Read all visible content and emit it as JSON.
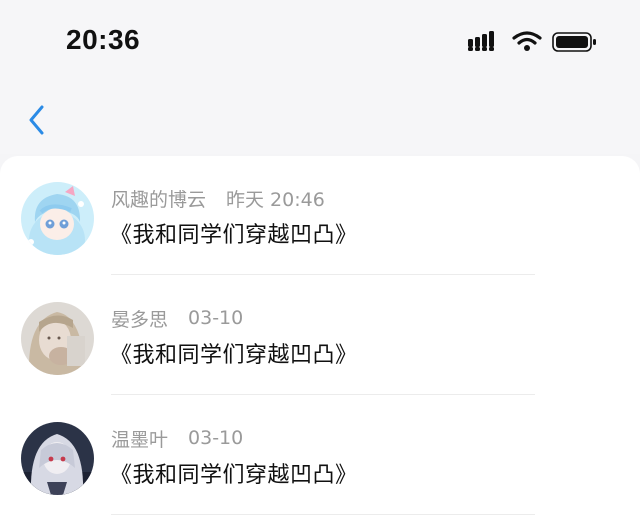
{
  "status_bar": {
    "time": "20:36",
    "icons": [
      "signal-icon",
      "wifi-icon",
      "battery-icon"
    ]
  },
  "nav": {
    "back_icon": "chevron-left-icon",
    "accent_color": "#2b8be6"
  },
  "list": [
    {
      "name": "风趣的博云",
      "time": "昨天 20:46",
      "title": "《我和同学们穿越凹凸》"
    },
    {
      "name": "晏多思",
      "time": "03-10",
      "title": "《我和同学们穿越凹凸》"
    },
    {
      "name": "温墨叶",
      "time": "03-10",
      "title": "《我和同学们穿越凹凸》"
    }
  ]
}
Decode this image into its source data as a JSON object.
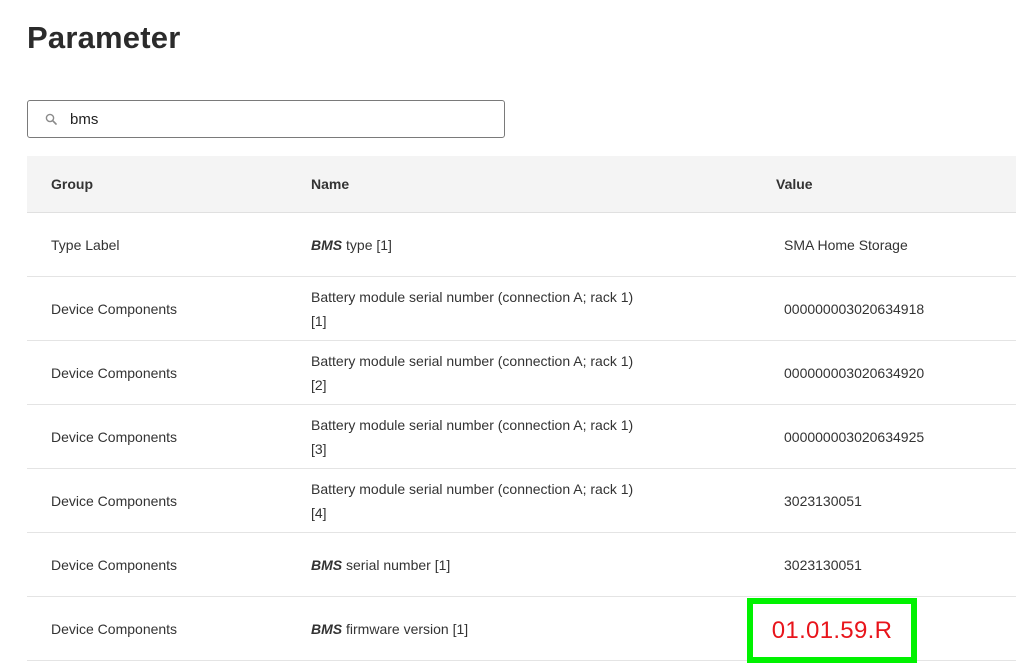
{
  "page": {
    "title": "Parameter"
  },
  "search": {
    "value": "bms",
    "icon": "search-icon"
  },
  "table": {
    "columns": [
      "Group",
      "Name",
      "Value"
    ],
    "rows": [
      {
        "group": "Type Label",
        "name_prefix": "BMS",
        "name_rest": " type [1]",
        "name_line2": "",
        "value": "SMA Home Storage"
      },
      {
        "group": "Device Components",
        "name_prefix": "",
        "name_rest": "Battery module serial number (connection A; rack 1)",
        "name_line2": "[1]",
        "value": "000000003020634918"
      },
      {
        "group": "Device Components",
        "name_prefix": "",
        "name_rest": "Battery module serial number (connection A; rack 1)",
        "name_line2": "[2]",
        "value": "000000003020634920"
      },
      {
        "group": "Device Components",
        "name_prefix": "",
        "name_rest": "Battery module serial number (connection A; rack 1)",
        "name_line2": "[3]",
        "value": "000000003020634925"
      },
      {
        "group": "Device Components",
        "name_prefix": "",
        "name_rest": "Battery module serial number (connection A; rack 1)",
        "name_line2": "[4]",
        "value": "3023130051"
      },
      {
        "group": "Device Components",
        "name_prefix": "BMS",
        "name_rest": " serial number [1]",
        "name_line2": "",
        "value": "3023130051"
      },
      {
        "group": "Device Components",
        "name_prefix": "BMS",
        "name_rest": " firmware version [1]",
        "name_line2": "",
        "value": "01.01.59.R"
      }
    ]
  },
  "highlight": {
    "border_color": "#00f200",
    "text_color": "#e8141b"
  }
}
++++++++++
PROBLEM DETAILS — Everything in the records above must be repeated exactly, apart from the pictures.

ANSWER FOR THIS EXERCISE —
Read all visible content and emit it as JSON.
{
  "status_bar": {
    "time": "20:36",
    "icons": [
      "signal-icon",
      "wifi-icon",
      "battery-icon"
    ]
  },
  "nav": {
    "back_icon": "chevron-left-icon",
    "accent_color": "#2b8be6"
  },
  "list": [
    {
      "name": "风趣的博云",
      "time": "昨天 20:46",
      "title": "《我和同学们穿越凹凸》"
    },
    {
      "name": "晏多思",
      "time": "03-10",
      "title": "《我和同学们穿越凹凸》"
    },
    {
      "name": "温墨叶",
      "time": "03-10",
      "title": "《我和同学们穿越凹凸》"
    }
  ]
}
Decode this image into its source data as a JSON object.
{
  "page": {
    "title": "Parameter"
  },
  "search": {
    "value": "bms",
    "icon": "search-icon"
  },
  "table": {
    "columns": [
      "Group",
      "Name",
      "Value"
    ],
    "rows": [
      {
        "group": "Type Label",
        "name_prefix": "BMS",
        "name_rest": " type [1]",
        "name_line2": "",
        "value": "SMA Home Storage"
      },
      {
        "group": "Device Components",
        "name_prefix": "",
        "name_rest": "Battery module serial number (connection A; rack 1)",
        "name_line2": "[1]",
        "value": "000000003020634918"
      },
      {
        "group": "Device Components",
        "name_prefix": "",
        "name_rest": "Battery module serial number (connection A; rack 1)",
        "name_line2": "[2]",
        "value": "000000003020634920"
      },
      {
        "group": "Device Components",
        "name_prefix": "",
        "name_rest": "Battery module serial number (connection A; rack 1)",
        "name_line2": "[3]",
        "value": "000000003020634925"
      },
      {
        "group": "Device Components",
        "name_prefix": "",
        "name_rest": "Battery module serial number (connection A; rack 1)",
        "name_line2": "[4]",
        "value": "3023130051"
      },
      {
        "group": "Device Components",
        "name_prefix": "BMS",
        "name_rest": " serial number [1]",
        "name_line2": "",
        "value": "3023130051"
      },
      {
        "group": "Device Components",
        "name_prefix": "BMS",
        "name_rest": " firmware version [1]",
        "name_line2": "",
        "value": "01.01.59.R"
      }
    ]
  },
  "highlight": {
    "border_color": "#00f200",
    "text_color": "#e8141b"
  }
}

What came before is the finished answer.